Not bad for someone who started as a damned ranker like Hook or Hitch. Major James Alfred Walter J P
Extract from an obit. article in the Central Somerset Gazette - Friday 10 February 1922 [You must be registered and logged in to see this image.]
He lived at Jacks Close, Glastonbury and died on the 5th February 1922 at the age of 67
" ......Bronchial trouble further aggravated his illness in the autumn. He survived that, and, like a true soldier, clung desperately to life and took keen interest in the town's affairs until the end. But a day or so before he died bronchial trouble again attacked him, and his heart could not withstand it; and he passed away on Sunday Morning.
Major Walter was one of those men who are peculiarly fitted for a military career. He seemed born for the Army. He was little more than seventeen when he enlisted into the 57th Regiment of Foot in 1872. His first foreign service was in the Zulu War, which, for some years, concluded in 1879 with the overthrow of Cetywayo. He was one of those to whom Lord Chelmsford took a memorable relief party. But Private Walter (as he was then) speedily gained promotion. Promotion in those days was not as rapid as in later years, and his career was all the more interesting. For a considerable period he was garrison clerk at Candy (Ceylon). His rise thereafter was more rapid.
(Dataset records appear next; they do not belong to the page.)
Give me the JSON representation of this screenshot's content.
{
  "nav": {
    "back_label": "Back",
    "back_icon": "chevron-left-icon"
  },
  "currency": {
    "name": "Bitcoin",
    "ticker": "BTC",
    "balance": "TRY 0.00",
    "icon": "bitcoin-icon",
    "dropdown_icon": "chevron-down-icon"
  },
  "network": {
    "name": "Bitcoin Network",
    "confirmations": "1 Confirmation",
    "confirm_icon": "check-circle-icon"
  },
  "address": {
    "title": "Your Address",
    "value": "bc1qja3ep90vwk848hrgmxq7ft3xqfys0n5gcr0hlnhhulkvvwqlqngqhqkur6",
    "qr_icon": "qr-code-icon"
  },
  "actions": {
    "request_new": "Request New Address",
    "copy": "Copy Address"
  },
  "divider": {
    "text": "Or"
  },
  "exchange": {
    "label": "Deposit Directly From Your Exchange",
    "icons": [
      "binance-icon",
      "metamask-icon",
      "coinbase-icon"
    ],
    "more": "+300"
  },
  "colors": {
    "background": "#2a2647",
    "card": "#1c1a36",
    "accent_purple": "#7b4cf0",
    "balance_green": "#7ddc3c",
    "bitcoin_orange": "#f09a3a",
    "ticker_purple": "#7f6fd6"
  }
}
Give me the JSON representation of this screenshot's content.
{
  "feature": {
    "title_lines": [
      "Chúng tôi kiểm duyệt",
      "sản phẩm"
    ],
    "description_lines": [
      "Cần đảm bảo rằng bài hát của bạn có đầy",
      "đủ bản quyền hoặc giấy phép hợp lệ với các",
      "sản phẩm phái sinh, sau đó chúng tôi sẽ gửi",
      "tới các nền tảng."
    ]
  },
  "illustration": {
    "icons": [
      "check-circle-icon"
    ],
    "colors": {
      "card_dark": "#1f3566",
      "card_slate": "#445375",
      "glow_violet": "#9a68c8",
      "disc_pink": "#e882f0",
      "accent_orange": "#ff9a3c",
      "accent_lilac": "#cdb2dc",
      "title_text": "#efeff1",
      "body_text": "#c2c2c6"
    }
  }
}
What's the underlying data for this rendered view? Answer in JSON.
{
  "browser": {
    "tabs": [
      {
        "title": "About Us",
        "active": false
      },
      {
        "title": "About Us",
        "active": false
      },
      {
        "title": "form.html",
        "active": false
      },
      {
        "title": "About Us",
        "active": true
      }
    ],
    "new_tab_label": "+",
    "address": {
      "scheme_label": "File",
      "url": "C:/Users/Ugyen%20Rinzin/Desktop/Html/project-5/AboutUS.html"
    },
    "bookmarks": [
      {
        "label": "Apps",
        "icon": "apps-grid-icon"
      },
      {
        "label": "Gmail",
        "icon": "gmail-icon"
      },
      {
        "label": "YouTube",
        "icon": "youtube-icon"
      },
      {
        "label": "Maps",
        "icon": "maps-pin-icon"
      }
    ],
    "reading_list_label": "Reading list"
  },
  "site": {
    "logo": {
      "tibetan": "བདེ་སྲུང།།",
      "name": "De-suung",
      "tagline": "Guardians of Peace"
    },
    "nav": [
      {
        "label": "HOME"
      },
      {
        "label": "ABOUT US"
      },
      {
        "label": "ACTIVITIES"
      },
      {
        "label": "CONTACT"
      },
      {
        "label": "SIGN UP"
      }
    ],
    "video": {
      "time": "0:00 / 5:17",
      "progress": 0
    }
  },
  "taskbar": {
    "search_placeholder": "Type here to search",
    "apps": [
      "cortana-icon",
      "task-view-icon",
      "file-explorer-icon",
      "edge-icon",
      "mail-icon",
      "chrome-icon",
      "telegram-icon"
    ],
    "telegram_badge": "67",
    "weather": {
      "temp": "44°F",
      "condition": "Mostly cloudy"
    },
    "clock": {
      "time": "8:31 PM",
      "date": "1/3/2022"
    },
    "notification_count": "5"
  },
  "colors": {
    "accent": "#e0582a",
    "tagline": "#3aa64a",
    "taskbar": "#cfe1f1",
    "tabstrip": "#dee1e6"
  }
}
Soon he became Quartermaster-Sergeant, and in 1890 he was commissioned to the rank of Lieutenant Quartermaster, a post for which, in view of his preceding service, he was, eminently fitted. It was at Hounslow Barracks' much of his Lieutenant Quartermastership was performed; and he saw service three times in Ireland, in Curragh and Kildare. In 1910 he attained to a Captaincy.
He served with the Middlesex through the South African War, and in September, 1901, was mentioned in dispatches by the late Lord Roberts. In the Sonth African campaign ho was assistant provost marshal to the Tulbagh district, and railway staff officer at Majesfontein. After a captaincy lasting five years he was given the rank of Major. A year later, after 34 years' service, he was placed on the retired list. His decorations were: Tho Zulu War modal and clasp, in recognition of his services in the subjugation of the tribes under Cetywayo; the Queen's South African medal and clasp (1900- 02); and the King's South African medal sad clasp (1901-02). In 1880 he was married, at Dublin, to Miss Eccles, of Scarborough, and on his retirement in 1906 he came, with his wife and daughter". to live in his native town. But idleness was not conducive to Major Walter. He was an active man, whose vex" nature demanded a vocation, and he chose to participate in the affairs of the town in which he was born and schooled. And in 1907 he was te elected—top of the poll--a member of the Town Council. Always he showed a zealous interest in the welfare of the community, his value being demonstrated by his readiness to give his support to any project of public , benefit. He was a man for whom service was almost. a passion. He was Mayor during 1913 and 1914, and ho was thus chief magistrate of the town at the outbreak of war in August, , 1914. He was at once recalled to Mill Hill, where hundreds of recruits were attested by him during the Kitchener Army rush. Illhealth intervened and he was compelled to abandon work in this directihn. Later, however, ho was Military Representative on the Glastonbury and Street Tribunals, which were set up under the Military Service Acts, and in this capacity ho did good work.
By a coincidence, Major Walter was Glastonbury's Peace Mayor, for he was elected to that. high office two days before the signing of the Armistice on Nov. 11, 1918. He was therefore Mayer during the first year of Peace, and the Committee of Peace Celebrations in July 1919 and the War Memorial Committee were each under his chairmanship. A Justice of Peace for the County of Somerset, Major Walter was also a member of the Wells Board of Guardians and the Wells Union Assessment Committee. He was a long-standing Freemason. In 1881, in Limerick, he was initiated in the Trimm Lodge No. 333......
THE FUNERAL. The funeral, which took place on Wednesday, was, though attended with civic honours, of a quiet character. It Major .Walter's desire to avoid ostentation. He disliked personal show, for he one of the most simple of men. The funeral cortege left the house shortly before 3.30, and the first part of the service, which the Rev. T. J. Williams (Vicar of St. Benedict's) conducted, was hold in the Cemetery Chapel."